Supplied records: Begin

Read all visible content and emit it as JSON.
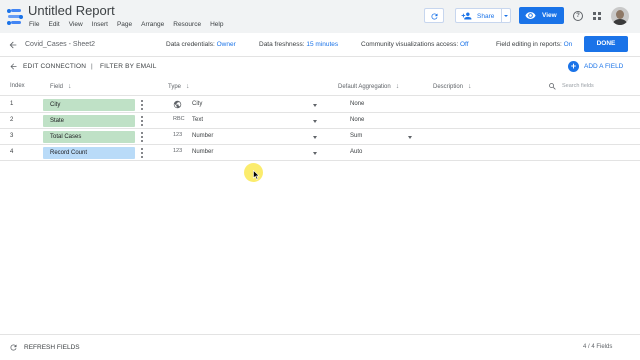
{
  "app": {
    "title": "Untitled Report",
    "menu": [
      "File",
      "Edit",
      "View",
      "Insert",
      "Page",
      "Arrange",
      "Resource",
      "Help"
    ],
    "share_label": "Share",
    "view_label": "View",
    "help_glyph": "?",
    "accent_color": "#1a73e8"
  },
  "datasource": {
    "name": "Covid_Cases - Sheet2",
    "credentials_label": "Data credentials:",
    "credentials_value": "Owner",
    "freshness_label": "Data freshness:",
    "freshness_value": "15 minutes",
    "community_label": "Community visualizations access:",
    "community_value": "Off",
    "field_editing_label": "Field editing in reports:",
    "field_editing_value": "On",
    "done_label": "DONE"
  },
  "toolbar": {
    "edit_connection": "EDIT CONNECTION",
    "separator": "|",
    "filter_by_email": "FILTER BY EMAIL",
    "add_field": "ADD A FIELD"
  },
  "table": {
    "headers": {
      "index": "Index",
      "field": "Field",
      "type": "Type",
      "aggregation": "Default Aggregation",
      "description": "Description"
    },
    "search_placeholder": "Search fields",
    "rows": [
      {
        "index": "1",
        "field": "City",
        "kind": "dimension",
        "type_icon": "globe-icon",
        "type": "City",
        "aggregation": "None"
      },
      {
        "index": "2",
        "field": "State",
        "kind": "dimension",
        "type_icon": "RBC",
        "type": "Text",
        "aggregation": "None"
      },
      {
        "index": "3",
        "field": "Total Cases",
        "kind": "dimension",
        "type_icon": "123",
        "type": "Number",
        "aggregation": "Sum"
      },
      {
        "index": "4",
        "field": "Record Count",
        "kind": "metric",
        "type_icon": "123",
        "type": "Number",
        "aggregation": "Auto"
      }
    ]
  },
  "footer": {
    "refresh_label": "REFRESH FIELDS",
    "count": "4 / 4 Fields"
  }
}
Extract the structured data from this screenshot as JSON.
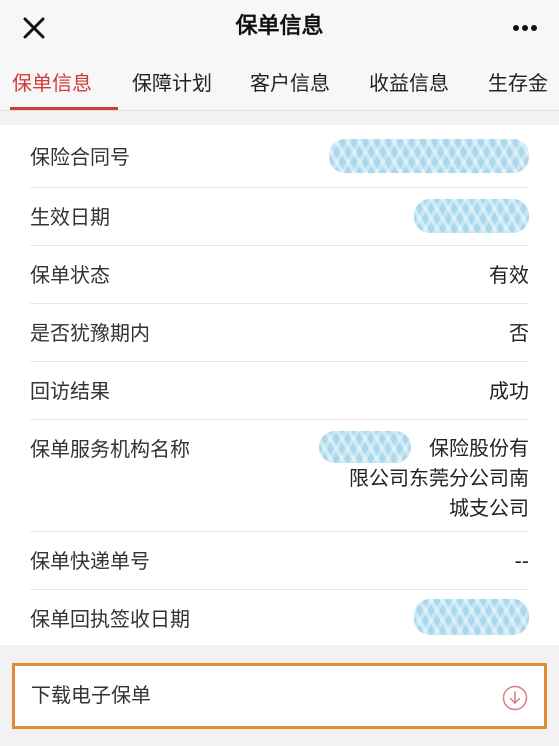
{
  "header": {
    "title": "保单信息",
    "close_icon": "close-icon",
    "more_icon": "more-icon"
  },
  "tabs": [
    {
      "label": "保单信息",
      "active": true
    },
    {
      "label": "保障计划",
      "active": false
    },
    {
      "label": "客户信息",
      "active": false
    },
    {
      "label": "收益信息",
      "active": false
    },
    {
      "label": "生存金",
      "active": false
    }
  ],
  "details": {
    "contract_no": {
      "label": "保险合同号"
    },
    "effective_date": {
      "label": "生效日期"
    },
    "status": {
      "label": "保单状态",
      "value": "有效"
    },
    "cooling_off": {
      "label": "是否犹豫期内",
      "value": "否"
    },
    "callback": {
      "label": "回访结果",
      "value": "成功"
    },
    "service_org": {
      "label": "保单服务机构名称",
      "value_line1": "保险股份有",
      "value_line2": "限公司东莞分公司南",
      "value_line3": "城支公司"
    },
    "express_no": {
      "label": "保单快递单号",
      "value": "--"
    },
    "receipt_date": {
      "label": "保单回执签收日期"
    }
  },
  "download": {
    "label": "下载电子保单",
    "icon": "download-circle-icon"
  },
  "colors": {
    "accent": "#d23b3b",
    "highlight_border": "#e08a3c",
    "redaction": "#a9d8ec"
  }
}
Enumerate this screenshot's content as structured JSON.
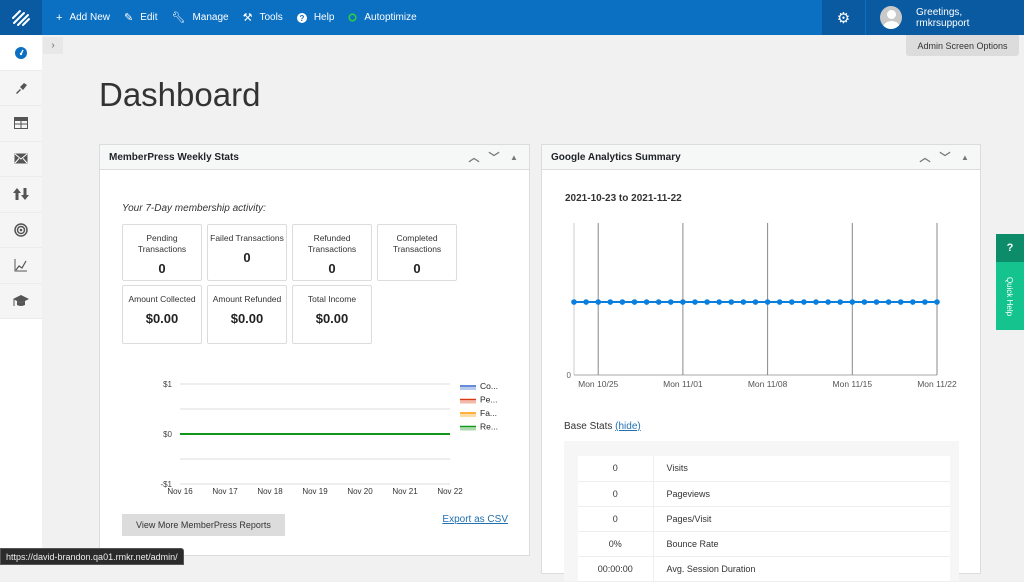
{
  "topbar": {
    "items": [
      {
        "icon": "plus-icon",
        "label": "Add New"
      },
      {
        "icon": "pencil-icon",
        "label": "Edit"
      },
      {
        "icon": "wrench-icon",
        "label": "Manage"
      },
      {
        "icon": "tools-icon",
        "label": "Tools"
      },
      {
        "icon": "help-icon",
        "label": "Help"
      },
      {
        "icon": "status-circle-icon",
        "label": "Autoptimize",
        "status_color": "#2ecc40"
      }
    ],
    "greeting": "Greetings, rmkrsupport",
    "screen_options": "Admin Screen Options"
  },
  "sidebar": {
    "items": [
      {
        "icon": "dashboard-icon",
        "active": true
      },
      {
        "icon": "brush-icon"
      },
      {
        "icon": "table-icon"
      },
      {
        "icon": "mail-icon"
      },
      {
        "icon": "arrows-updown-icon"
      },
      {
        "icon": "target-icon"
      },
      {
        "icon": "chart-line-icon"
      },
      {
        "icon": "graduation-cap-icon"
      }
    ],
    "expand_glyph": "›"
  },
  "page": {
    "title": "Dashboard"
  },
  "memberpress": {
    "title": "MemberPress Weekly Stats",
    "activity_label": "Your 7-Day membership activity:",
    "cards": [
      {
        "label": "Pending Transactions",
        "value": "0"
      },
      {
        "label": "Failed Transactions",
        "value": "0"
      },
      {
        "label": "Refunded Transactions",
        "value": "0"
      },
      {
        "label": "Completed Transactions",
        "value": "0"
      },
      {
        "label": "Amount Collected",
        "value": "$0.00"
      },
      {
        "label": "Amount Refunded",
        "value": "$0.00"
      },
      {
        "label": "Total Income",
        "value": "$0.00"
      }
    ],
    "view_more": "View More MemberPress Reports",
    "export": "Export as CSV"
  },
  "analytics": {
    "title": "Google Analytics Summary",
    "range": "2021-10-23 to 2021-11-22",
    "base_stats_label": "Base Stats",
    "hide_link": "(hide)",
    "stats": [
      {
        "value": "0",
        "label": "Visits"
      },
      {
        "value": "0",
        "label": "Pageviews"
      },
      {
        "value": "0",
        "label": "Pages/Visit"
      },
      {
        "value": "0%",
        "label": "Bounce Rate"
      },
      {
        "value": "00:00:00",
        "label": "Avg. Session Duration"
      }
    ]
  },
  "quick_help": {
    "icon": "?",
    "label": "Quick Help"
  },
  "status_url": "https://david-brandon.qa01.rmkr.net/admin/",
  "chart_data": [
    {
      "type": "line",
      "title": "",
      "categories": [
        "Nov 16",
        "Nov 17",
        "Nov 18",
        "Nov 19",
        "Nov 20",
        "Nov 21",
        "Nov 22"
      ],
      "yticks": [
        "$1",
        "$0",
        "-$1"
      ],
      "ylim": [
        -1,
        1
      ],
      "grid": true,
      "legend": "right",
      "series": [
        {
          "name": "Co...",
          "color": "#3366cc",
          "values": [
            0,
            0,
            0,
            0,
            0,
            0,
            0
          ]
        },
        {
          "name": "Pe...",
          "color": "#dc3912",
          "values": [
            0,
            0,
            0,
            0,
            0,
            0,
            0
          ]
        },
        {
          "name": "Fa...",
          "color": "#ff9900",
          "values": [
            0,
            0,
            0,
            0,
            0,
            0,
            0
          ]
        },
        {
          "name": "Re...",
          "color": "#109618",
          "values": [
            0,
            0,
            0,
            0,
            0,
            0,
            0
          ]
        }
      ]
    },
    {
      "type": "line",
      "title": "2021-10-23 to 2021-11-22",
      "xticks": [
        "Mon 10/25",
        "Mon 11/01",
        "Mon 11/08",
        "Mon 11/15",
        "Mon 11/22"
      ],
      "ytick_min": "0",
      "series": [
        {
          "name": "Visits",
          "color": "#0a7fde",
          "points": 31,
          "values": [
            0,
            0,
            0,
            0,
            0,
            0,
            0,
            0,
            0,
            0,
            0,
            0,
            0,
            0,
            0,
            0,
            0,
            0,
            0,
            0,
            0,
            0,
            0,
            0,
            0,
            0,
            0,
            0,
            0,
            0,
            0
          ]
        }
      ]
    }
  ]
}
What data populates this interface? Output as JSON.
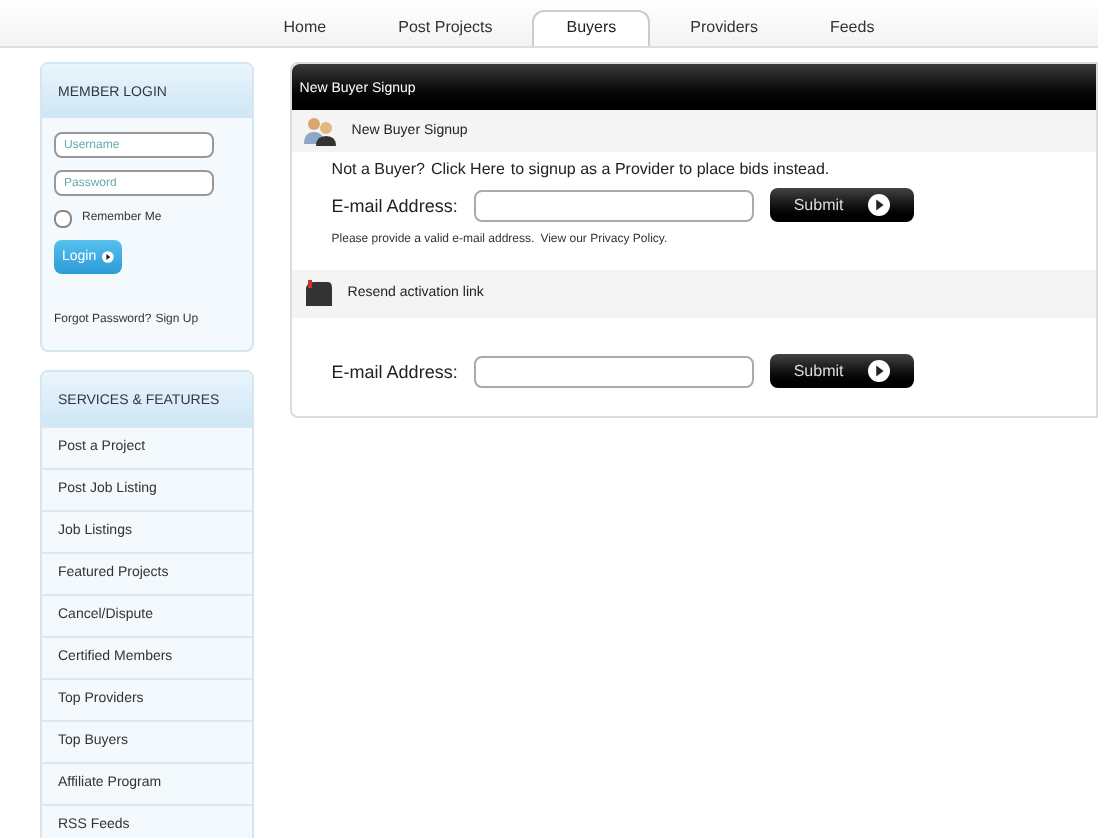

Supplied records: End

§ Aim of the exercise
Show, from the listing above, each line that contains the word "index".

§ Solution for this task
      "index": "Index",
        "index": "1",
        "index": "2",
        "index": "3",
        "index": "4",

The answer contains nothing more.